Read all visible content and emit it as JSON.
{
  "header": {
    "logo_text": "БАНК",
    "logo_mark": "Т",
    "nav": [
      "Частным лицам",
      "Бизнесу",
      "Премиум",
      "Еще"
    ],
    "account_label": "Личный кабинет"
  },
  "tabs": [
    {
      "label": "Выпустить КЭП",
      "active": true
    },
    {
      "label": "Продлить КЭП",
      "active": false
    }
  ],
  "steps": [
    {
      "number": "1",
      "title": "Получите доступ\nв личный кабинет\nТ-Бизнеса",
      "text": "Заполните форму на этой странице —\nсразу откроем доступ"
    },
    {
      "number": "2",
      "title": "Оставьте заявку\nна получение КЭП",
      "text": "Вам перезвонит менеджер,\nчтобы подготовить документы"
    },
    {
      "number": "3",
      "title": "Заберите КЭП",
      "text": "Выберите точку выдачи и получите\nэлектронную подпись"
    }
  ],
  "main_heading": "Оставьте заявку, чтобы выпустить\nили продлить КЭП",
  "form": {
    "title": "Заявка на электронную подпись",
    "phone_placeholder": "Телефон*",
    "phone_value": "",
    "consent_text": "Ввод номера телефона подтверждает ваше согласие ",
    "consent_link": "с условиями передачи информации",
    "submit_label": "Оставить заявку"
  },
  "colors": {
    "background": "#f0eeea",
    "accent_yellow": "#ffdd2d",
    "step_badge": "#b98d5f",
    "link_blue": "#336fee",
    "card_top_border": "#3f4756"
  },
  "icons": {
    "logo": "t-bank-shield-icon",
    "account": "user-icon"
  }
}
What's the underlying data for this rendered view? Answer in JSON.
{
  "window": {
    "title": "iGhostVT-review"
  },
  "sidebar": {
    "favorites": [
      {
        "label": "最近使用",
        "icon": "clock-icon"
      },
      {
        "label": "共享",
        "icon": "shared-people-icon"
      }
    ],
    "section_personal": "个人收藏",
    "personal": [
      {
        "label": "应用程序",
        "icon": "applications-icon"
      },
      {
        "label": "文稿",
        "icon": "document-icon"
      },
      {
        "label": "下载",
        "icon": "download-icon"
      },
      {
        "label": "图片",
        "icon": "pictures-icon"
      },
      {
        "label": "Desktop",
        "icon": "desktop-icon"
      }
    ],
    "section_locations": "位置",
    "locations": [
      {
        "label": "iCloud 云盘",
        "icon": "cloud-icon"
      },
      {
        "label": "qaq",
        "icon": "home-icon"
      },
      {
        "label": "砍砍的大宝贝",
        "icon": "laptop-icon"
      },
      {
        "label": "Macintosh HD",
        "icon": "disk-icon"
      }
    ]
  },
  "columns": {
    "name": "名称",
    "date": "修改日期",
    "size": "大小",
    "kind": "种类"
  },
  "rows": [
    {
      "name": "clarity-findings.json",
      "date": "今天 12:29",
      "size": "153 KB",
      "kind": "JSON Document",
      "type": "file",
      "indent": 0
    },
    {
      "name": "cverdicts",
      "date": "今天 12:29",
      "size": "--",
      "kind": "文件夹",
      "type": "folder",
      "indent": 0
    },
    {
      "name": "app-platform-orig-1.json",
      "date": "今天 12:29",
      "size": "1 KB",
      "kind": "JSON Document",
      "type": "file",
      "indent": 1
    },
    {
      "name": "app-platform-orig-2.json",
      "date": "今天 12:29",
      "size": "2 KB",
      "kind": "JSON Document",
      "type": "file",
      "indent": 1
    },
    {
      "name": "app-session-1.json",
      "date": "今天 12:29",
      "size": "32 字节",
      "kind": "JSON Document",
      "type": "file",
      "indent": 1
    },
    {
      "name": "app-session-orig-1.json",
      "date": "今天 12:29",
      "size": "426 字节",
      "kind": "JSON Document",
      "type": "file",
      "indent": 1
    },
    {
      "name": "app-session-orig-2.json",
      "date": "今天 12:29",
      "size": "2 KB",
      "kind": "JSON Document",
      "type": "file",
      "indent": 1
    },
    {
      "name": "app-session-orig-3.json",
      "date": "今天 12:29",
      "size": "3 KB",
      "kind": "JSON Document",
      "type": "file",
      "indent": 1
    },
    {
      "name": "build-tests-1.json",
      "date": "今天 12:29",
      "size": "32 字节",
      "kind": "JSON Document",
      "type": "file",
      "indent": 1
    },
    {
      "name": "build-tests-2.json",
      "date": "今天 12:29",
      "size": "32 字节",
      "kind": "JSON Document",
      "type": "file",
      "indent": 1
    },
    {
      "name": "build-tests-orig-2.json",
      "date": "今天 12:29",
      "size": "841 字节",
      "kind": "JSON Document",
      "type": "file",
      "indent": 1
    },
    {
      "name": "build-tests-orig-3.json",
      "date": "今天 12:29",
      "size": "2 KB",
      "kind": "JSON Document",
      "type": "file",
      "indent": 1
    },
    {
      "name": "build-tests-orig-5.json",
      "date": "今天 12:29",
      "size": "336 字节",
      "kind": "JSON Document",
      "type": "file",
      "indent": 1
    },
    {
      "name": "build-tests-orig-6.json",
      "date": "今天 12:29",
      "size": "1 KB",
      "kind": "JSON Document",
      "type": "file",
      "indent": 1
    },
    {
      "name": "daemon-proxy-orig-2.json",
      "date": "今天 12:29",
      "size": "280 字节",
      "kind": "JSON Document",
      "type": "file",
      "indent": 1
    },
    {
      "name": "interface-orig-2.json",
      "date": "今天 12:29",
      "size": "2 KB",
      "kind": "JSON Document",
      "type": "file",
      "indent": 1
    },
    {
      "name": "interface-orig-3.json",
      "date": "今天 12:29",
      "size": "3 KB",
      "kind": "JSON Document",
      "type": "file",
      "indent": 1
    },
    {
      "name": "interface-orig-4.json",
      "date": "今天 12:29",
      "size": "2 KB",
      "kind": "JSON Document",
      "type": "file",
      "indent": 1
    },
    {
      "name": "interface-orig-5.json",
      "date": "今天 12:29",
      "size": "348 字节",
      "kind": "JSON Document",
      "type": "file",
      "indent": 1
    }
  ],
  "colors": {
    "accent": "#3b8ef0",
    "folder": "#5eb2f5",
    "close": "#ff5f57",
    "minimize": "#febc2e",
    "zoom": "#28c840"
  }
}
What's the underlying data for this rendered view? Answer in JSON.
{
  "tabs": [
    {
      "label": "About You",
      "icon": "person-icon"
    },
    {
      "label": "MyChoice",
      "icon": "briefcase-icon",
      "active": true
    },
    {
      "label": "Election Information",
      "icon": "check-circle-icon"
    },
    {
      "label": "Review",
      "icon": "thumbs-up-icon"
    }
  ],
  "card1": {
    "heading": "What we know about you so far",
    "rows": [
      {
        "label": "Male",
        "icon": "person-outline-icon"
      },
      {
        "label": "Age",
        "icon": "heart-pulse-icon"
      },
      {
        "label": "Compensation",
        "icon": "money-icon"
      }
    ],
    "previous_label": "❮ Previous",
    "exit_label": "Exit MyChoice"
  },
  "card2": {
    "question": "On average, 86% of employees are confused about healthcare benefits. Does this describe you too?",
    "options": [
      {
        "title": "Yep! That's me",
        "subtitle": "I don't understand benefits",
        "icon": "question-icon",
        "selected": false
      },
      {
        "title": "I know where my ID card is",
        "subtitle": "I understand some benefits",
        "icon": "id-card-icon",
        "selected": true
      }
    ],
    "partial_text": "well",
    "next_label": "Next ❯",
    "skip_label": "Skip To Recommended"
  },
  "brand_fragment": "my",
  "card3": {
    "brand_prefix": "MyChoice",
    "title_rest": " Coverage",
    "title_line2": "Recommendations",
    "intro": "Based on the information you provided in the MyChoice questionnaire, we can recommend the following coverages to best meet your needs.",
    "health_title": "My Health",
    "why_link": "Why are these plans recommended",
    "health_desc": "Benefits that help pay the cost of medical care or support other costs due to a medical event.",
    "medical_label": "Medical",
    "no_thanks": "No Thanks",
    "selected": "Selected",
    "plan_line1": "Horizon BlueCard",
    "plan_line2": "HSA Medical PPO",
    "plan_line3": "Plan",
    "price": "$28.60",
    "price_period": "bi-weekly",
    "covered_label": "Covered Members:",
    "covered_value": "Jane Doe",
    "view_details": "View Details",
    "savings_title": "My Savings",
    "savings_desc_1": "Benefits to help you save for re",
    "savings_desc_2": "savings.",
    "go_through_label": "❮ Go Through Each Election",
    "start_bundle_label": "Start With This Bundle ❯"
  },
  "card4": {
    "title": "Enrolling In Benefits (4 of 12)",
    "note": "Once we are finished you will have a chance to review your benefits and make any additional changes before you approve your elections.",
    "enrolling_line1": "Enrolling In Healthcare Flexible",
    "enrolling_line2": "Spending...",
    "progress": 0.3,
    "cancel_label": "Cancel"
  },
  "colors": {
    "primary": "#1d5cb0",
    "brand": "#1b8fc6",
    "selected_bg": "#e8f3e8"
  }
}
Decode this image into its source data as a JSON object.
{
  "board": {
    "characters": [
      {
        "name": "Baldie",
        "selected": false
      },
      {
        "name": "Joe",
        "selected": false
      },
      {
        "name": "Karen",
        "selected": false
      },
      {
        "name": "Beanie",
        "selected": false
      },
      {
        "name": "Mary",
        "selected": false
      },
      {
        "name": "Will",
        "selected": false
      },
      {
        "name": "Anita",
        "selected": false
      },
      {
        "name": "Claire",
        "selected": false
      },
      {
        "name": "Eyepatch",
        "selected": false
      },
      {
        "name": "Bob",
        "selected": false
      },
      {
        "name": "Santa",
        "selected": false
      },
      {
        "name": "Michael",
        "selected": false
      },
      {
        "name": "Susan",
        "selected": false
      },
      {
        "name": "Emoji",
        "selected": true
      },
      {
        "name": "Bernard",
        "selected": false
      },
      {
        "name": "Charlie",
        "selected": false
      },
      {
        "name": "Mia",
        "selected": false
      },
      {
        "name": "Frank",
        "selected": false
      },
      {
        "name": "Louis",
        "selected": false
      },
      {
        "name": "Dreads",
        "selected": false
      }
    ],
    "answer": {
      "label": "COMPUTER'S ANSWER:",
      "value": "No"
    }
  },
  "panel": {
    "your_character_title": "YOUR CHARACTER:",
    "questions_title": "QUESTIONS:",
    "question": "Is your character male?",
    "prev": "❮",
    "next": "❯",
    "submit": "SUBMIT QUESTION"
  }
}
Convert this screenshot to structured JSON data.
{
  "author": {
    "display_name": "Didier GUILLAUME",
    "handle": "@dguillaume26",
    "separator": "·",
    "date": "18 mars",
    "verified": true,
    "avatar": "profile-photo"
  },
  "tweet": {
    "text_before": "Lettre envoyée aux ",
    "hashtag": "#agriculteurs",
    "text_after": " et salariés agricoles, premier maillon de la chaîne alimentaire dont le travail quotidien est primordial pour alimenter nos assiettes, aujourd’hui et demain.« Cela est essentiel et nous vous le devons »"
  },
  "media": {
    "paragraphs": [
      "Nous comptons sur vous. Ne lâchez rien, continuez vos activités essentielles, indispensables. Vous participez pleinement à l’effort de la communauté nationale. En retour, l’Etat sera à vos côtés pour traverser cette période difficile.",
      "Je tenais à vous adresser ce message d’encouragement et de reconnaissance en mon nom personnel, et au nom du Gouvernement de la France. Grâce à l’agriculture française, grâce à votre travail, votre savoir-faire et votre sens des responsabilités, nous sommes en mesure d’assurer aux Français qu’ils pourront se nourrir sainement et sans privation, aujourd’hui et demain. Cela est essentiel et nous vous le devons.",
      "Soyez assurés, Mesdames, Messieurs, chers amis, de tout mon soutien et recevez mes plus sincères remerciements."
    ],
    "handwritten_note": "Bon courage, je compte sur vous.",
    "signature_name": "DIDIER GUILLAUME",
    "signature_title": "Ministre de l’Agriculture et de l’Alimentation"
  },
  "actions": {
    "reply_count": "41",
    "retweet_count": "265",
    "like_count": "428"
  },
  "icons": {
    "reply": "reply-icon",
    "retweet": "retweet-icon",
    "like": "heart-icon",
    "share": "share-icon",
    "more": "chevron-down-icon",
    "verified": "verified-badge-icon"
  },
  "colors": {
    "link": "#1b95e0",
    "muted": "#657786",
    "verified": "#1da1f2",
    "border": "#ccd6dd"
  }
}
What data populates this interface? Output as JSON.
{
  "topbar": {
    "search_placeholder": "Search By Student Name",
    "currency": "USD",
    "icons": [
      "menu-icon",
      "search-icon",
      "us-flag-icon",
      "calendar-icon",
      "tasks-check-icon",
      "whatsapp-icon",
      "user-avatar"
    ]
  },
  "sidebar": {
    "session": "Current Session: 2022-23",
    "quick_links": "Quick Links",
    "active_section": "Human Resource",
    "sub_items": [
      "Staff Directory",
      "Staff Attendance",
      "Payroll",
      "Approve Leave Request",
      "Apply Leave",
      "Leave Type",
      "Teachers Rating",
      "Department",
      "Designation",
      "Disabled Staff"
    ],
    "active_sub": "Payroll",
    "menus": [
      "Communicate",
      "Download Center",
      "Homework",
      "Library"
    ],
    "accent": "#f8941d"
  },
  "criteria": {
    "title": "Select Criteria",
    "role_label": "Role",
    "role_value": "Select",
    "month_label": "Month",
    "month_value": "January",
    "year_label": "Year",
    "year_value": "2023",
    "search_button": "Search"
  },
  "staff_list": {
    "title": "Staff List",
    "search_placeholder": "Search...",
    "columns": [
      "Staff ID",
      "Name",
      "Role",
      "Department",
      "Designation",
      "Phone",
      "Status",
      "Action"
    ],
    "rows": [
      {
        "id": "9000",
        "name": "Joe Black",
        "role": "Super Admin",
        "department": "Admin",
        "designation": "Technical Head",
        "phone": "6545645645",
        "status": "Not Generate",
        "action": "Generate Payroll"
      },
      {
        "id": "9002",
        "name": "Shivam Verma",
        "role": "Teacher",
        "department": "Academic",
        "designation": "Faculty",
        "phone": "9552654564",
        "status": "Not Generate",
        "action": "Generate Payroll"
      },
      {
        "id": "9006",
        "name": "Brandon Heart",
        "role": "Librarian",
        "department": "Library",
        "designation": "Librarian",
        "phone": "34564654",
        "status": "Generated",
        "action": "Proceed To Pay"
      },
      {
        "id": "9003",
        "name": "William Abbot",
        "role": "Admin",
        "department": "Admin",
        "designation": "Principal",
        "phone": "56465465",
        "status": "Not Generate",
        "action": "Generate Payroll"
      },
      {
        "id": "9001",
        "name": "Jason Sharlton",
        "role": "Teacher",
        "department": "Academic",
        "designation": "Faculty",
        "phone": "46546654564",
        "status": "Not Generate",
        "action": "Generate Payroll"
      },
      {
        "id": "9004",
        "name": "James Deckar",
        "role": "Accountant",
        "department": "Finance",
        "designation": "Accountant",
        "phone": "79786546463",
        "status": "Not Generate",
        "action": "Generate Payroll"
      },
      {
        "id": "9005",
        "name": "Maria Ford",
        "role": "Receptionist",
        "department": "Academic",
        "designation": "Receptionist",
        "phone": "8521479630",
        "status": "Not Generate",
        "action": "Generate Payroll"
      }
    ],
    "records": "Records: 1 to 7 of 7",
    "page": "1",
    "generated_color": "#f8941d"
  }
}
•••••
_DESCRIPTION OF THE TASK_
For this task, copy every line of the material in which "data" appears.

_EXERCISE ANSWER_
What's the underlying data for this rendered view? Answer in JSON.
What's the underlying data for this rendered view? Answer in JSON.
Decode this image into its source data as a JSON object.
Convert this screenshot to structured JSON data.
What data populates this interface? Output as JSON.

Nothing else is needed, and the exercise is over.